Shadow IT escapes the IT department who can therefore not take it into account in its application mapping or in the optimization of business processes. Applications appear incoherently,

Additional Costs

Shadow IT causes the appearance of duplicate applications in the company:

  • The same application may have been subscribed to several times by different teams. The costs will very often be higher than a single instance deployed for several entities.

  • For the same need, two different but functionally comparable applications are subscribed to. This can be the case for project tracking applications like Trello and Monday, for example.

How to Manage Shadow IT?

Managing Shadow IT is a challenge for IT departments as a too strict approach could harm productivity, while a lax approach could increase associated risks. Below are suggested strategies:

  1. Knowledge and Understanding: It's crucial to identify the extent of Shadow IT within the company. Application mapping solutions like Kabeen are useful for this.

    • Shadow IT Detection: Shadow IT detection tools help IT teams to track and analyze employed systems and services, allowing them to create policies to authorize, restrict, or block certain tools.

    • Using a Cloud Access Security Broker (CASB): A CASB ensures the security of applications and services in the cloud using various security technologies. It often takes the form of a proxy within the company.

  2. Education and Communication: Once Shadow IT risks are identified, they need to be clearly explained to all employees. Trainings on good IT practices could be useful.

    • Enhance Employee Training in Risk Management: Employees may not be aware of Shadow IT risks. Training on best practices can help alleviate this problem.

  3. Offer Secure Alternatives: Often, employees resort to Shadow IT because the official tools don't meet their needs. By offering ergonomically-designed and secure alternatives, the IT department can mitigate this phenomenon.

    • Communicate with Employees about Their Tool Needs: Creating an open and blame-free discussion environment can help identify specific employee tool needs and promote a safer work environment.

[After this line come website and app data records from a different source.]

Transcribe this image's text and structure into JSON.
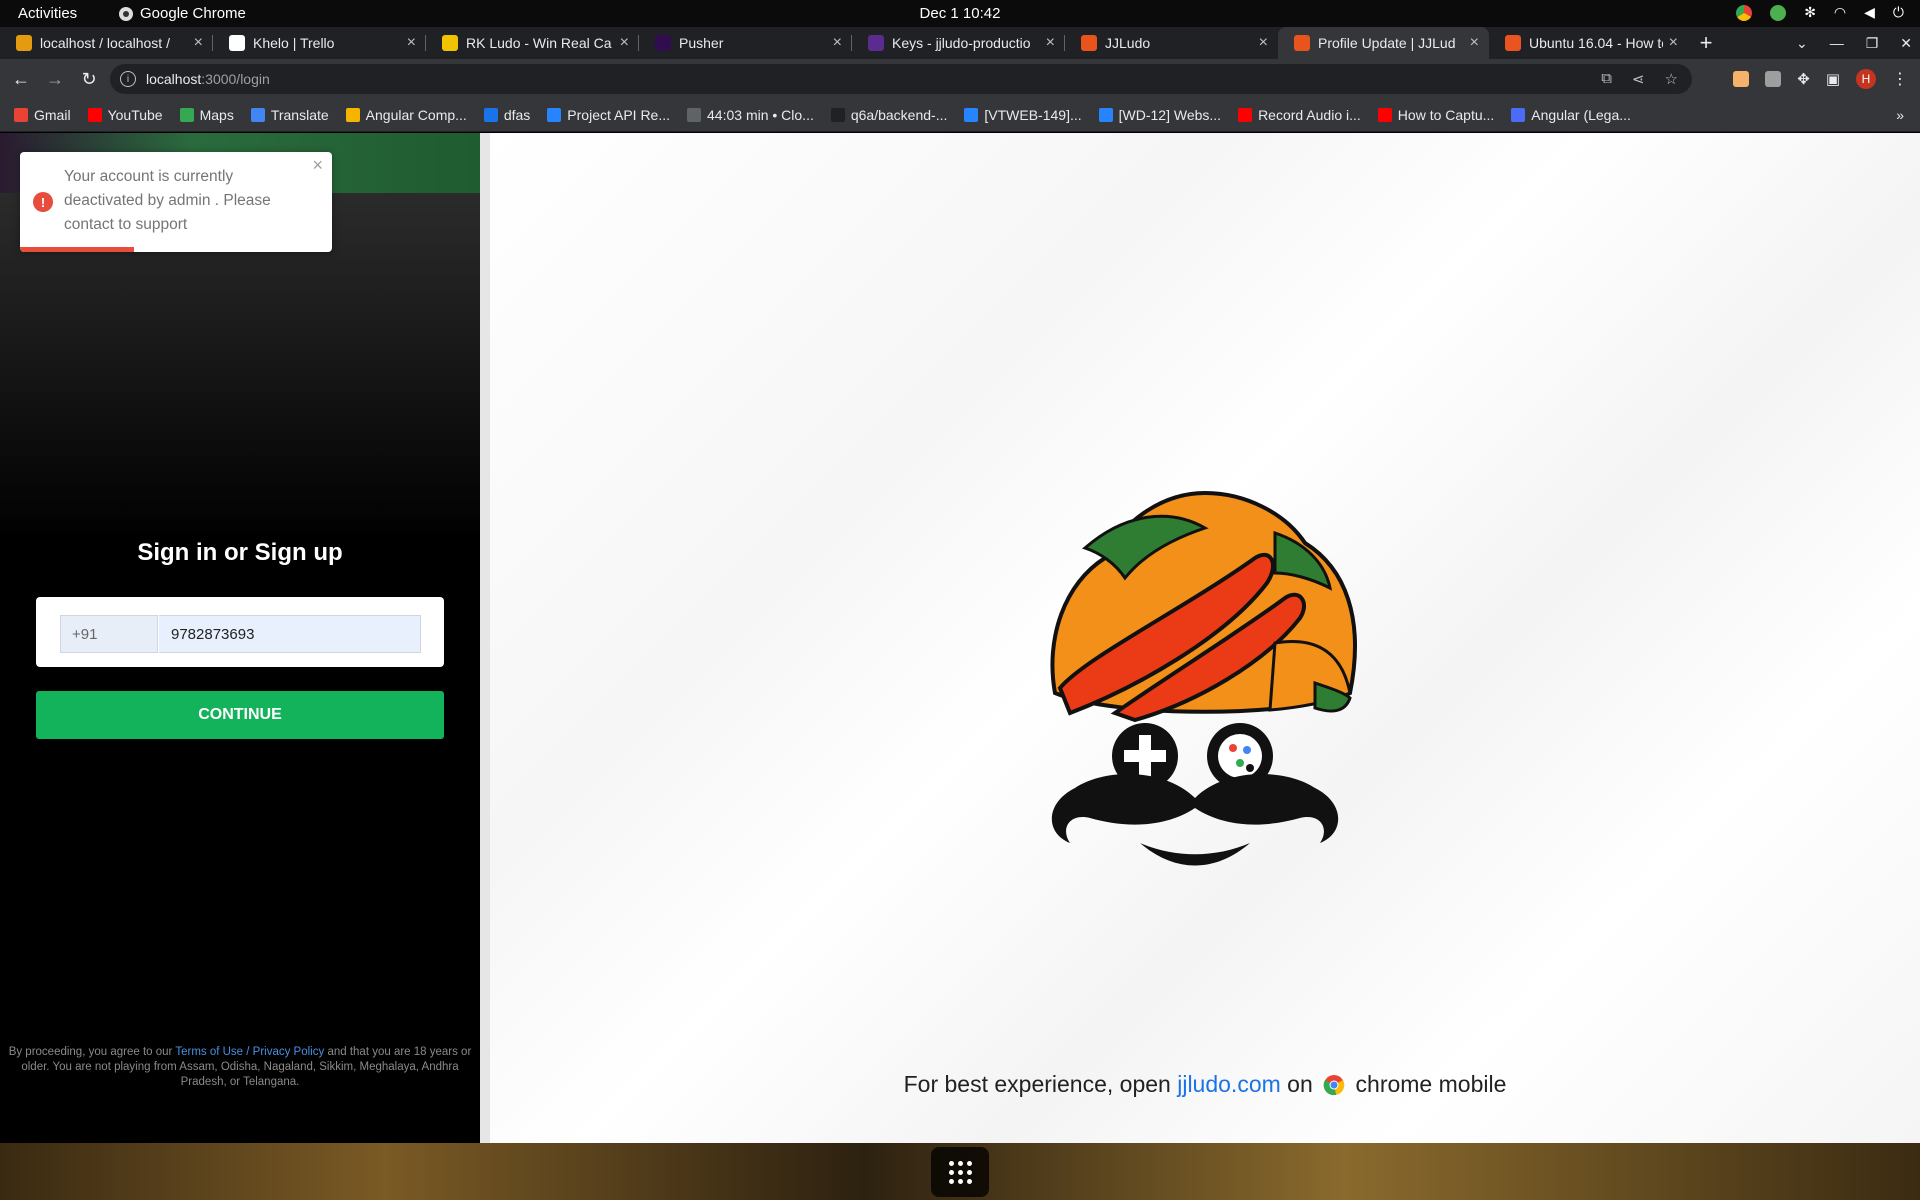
{
  "system": {
    "activities": "Activities",
    "app_name": "Google Chrome",
    "clock": "Dec 1  10:42"
  },
  "tabs": [
    {
      "title": "localhost / localhost /",
      "color": "#e49b0f",
      "active": false
    },
    {
      "title": "Khelo | Trello",
      "color": "#ffffff",
      "active": false
    },
    {
      "title": "RK Ludo - Win Real Ca",
      "color": "#f2c200",
      "active": false
    },
    {
      "title": "Pusher",
      "color": "#300d4f",
      "active": false
    },
    {
      "title": "Keys - jjludo-productio",
      "color": "#5b2c8f",
      "active": false
    },
    {
      "title": "JJLudo",
      "color": "#e8541c",
      "active": false
    },
    {
      "title": "Profile Update | JJLud",
      "color": "#e8541c",
      "active": true
    },
    {
      "title": "Ubuntu 16.04 - How to",
      "color": "#e95420",
      "active": false
    }
  ],
  "omnibox": {
    "host": "localhost",
    "path": ":3000/login"
  },
  "bookmarks": [
    {
      "label": "Gmail",
      "color": "#ea4335"
    },
    {
      "label": "YouTube",
      "color": "#ff0000"
    },
    {
      "label": "Maps",
      "color": "#34a853"
    },
    {
      "label": "Translate",
      "color": "#4285f4"
    },
    {
      "label": "Angular Comp...",
      "color": "#f4b400"
    },
    {
      "label": "dfas",
      "color": "#1a73e8"
    },
    {
      "label": "Project API Re...",
      "color": "#2684ff"
    },
    {
      "label": "44:03 min • Clo...",
      "color": "#5f6368"
    },
    {
      "label": "q6a/backend-...",
      "color": "#202124"
    },
    {
      "label": "[VTWEB-149]...",
      "color": "#2684ff"
    },
    {
      "label": "[WD-12] Webs...",
      "color": "#2684ff"
    },
    {
      "label": "Record Audio i...",
      "color": "#ff0000"
    },
    {
      "label": "How to Captu...",
      "color": "#ff0000"
    },
    {
      "label": "Angular (Lega...",
      "color": "#4a6cf7"
    }
  ],
  "bookmarks_more": "»",
  "toast": {
    "message": "Your account is currently deactivated by admin . Please contact to support",
    "close": "×",
    "icon": "!"
  },
  "login": {
    "title": "Sign in or Sign up",
    "country_code": "+91",
    "phone": "9782873693",
    "continue_label": "CONTINUE",
    "legal_before": "By proceeding, you agree to our ",
    "legal_link": "Terms of Use / Privacy Policy",
    "legal_after": " and that you are 18 years or older. You are not playing from Assam, Odisha, Nagaland, Sikkim, Meghalaya, Andhra Pradesh, or Telangana."
  },
  "promo": {
    "before": "For best experience, open ",
    "site": "jjludo.com",
    "middle": " on ",
    "after": " chrome mobile"
  },
  "colors": {
    "accent_green": "#12b35a",
    "error_red": "#e74c3c",
    "link_blue": "#1a73e8"
  }
}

To summarise, Shadow IT, although it can increase individual productivity, presents risks that are essential to anticipate. A balanced solution must involve a clear IT policy, good communication, and the implementation of secure and ergonomic tools that meet the needs of employees.

Ultimately, Shadow IT constitutes both a challenge and an opportunity for businesses.

It's crucial to understand that its usage is not merely a refusal to comply with internal policies, but a sign that the existing technological tools may not meet the users' needs.

Instead of outright forbidding it, it would be beneficial to channel this initiative by offering secure alternatives that comply with the company's requirements while meeting user expectations.

This demands constant user awareness, robust IT governance, and a proactive effort to identify and control Shadow IT within the organization.

Smarter way to map your applications

Smarter way to map your applications